From the outset, it is made clear that the author is confining himself to the works of a relatively small number of philosophers, the preponderance of whom derive from the two schools he supports. Ayer’s is a partisan history of philosophy, and it is to his credit that he makes his position unequivocal. His approach is conceptual, not expository. Rather than expound the broad themes of his chosen philosophers, he selects and focuses on specific arguments, so that the book itself is a contribution to the discussion as well as a history of it. This critical and analytical strategy is appropriate, for Ayer himself is an essential figure in the analytic movement and is entitled to his prerogative.

Nevertheless, one may offer some objections. First, the book is misleadingly titled. A history of philosophy in the twentieth century that does not mention such thinkers as Hans-Georg Gadamer, Michel Foucault, Jacques Derrida, Jurgen Habermas, Paul Ricoeur, and Herbert Marcuse, to name but a few, ought not to carry the title of Philosophy in the Twentieth Century. Not only would Analytic Philosophy in the Twentieth Century suffice as an alternative, but it would also render unnecessary the inclusion of chapters on both Collingwood and Phenomenology and Existentialism, thus allowing Ayer to disregard philosophers he cannot present sympathetically. Second, and this is a more telling objection, even within the bounds of pragmatist and analytic philosophy, Ayer refuses to deal with those philosophers who take an anti-foundationist attitude toward epistemology. John Dewey, Wilfred Sellars, Thomas Kuhn, Paul Feyerabend, and Richard Rorty are not even mentioned. Those who are mentioned—for example, Wittgenstein, Austin, and Quine—are incompletely represented. This matter will be discussed presently. Third, it is not obvious to whom this book is addressed. The general reader, who can profit enormously from such works as Fredrick Copleston’s nine-volume A History of Philosophy (1946-1977), may well be confused by Ayer’s specialized terminology and limited focus, not to mention the overall organization of the book, which is almost inscrutable. This is an unfortunate situation, for it seems that Ayer is aiming at more than only a professional audience. Nevertheless, Ayer is a lucid and elegant writer, which militates against the confusion engendered by his affection for technical terminology, and the persevering reader will come away with a clear idea of the contributions that the analytic movement has made to philosophy in this century.

A self-proclaimed “old-fashioned empiricist,” Ayer accepts the dualism of scheme and content, interpretation and data, theory and observation, sentence and fact.
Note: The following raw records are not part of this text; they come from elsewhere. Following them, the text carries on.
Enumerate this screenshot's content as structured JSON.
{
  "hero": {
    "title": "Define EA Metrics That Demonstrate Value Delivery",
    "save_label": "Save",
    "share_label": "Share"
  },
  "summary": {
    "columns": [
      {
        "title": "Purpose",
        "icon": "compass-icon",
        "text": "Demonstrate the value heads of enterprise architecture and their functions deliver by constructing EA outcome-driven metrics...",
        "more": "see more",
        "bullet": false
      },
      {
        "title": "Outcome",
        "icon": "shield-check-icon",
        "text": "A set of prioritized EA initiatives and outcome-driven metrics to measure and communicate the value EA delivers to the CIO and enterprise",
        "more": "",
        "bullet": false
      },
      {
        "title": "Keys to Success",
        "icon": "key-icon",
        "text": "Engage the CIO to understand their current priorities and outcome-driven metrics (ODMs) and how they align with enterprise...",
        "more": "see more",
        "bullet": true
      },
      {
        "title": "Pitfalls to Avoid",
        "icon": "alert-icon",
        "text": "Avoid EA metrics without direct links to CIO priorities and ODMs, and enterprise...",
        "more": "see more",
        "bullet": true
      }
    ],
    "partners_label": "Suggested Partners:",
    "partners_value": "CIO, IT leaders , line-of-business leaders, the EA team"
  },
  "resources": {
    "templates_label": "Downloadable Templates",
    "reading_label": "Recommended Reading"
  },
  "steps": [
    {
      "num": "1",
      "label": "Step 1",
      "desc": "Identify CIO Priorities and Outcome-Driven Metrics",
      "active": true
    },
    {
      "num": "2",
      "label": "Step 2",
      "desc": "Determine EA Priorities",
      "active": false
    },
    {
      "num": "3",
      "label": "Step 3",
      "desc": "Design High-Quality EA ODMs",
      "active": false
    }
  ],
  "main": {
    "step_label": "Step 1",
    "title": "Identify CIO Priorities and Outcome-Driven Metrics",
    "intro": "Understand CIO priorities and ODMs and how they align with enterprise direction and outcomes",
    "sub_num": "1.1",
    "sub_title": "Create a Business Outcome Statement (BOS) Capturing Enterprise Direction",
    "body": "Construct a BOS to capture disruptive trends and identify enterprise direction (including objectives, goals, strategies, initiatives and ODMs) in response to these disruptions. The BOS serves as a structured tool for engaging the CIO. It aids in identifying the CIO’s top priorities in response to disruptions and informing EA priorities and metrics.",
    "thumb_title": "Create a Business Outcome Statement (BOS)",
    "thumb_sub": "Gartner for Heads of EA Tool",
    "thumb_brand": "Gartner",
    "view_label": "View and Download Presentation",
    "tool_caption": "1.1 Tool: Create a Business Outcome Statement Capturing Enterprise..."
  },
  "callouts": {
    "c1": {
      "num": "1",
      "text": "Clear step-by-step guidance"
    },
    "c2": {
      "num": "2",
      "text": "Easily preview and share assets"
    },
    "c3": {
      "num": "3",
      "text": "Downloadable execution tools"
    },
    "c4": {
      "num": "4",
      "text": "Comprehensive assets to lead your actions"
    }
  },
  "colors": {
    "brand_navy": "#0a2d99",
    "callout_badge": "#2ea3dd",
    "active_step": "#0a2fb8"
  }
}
There are many ways of expressing this dualism, but the essential point remains the same. Immediate sensory experience—brute and raw—is self-authenticating and provides a foundation for knowledge. As Wilfred Sellars puts it in his book Science, Perception, and Reality (1963), this is theidea that there is, indeed must be, a structure of particular matter of fact such that (a) each fact can not only be non-inferentially known to be the case, but presupposes no other knowledge either of particular matter of fact, or of general truths and (b) such that the non-inferential knowledge of facts belonging to this structure constitutes the ultimate court of appeals for all factual claims—particular and general—about the world. . . . The idea that observation, strictly and properly so-called, is constituted by certain...

(The entire section is 2211 words.)


(Literary Masterpieces, Volume 13)

Commentary. LXXV, January, 1983, p. 43.

Contemporary Review. CCXLII, January, 1983, p. 49.

Economist. CCLXXXV, October 30, 1982, p. 90.

Listener. CVIII, September 30, 1982, p. 24.

New Statesman. CIV, November 5, 1982, p. 24.

The New York Times Book Review. LXXXVII, November 28, 1982, p. 3.

Publishers Weekly. CCXXII, September 24, 1982, p. 66.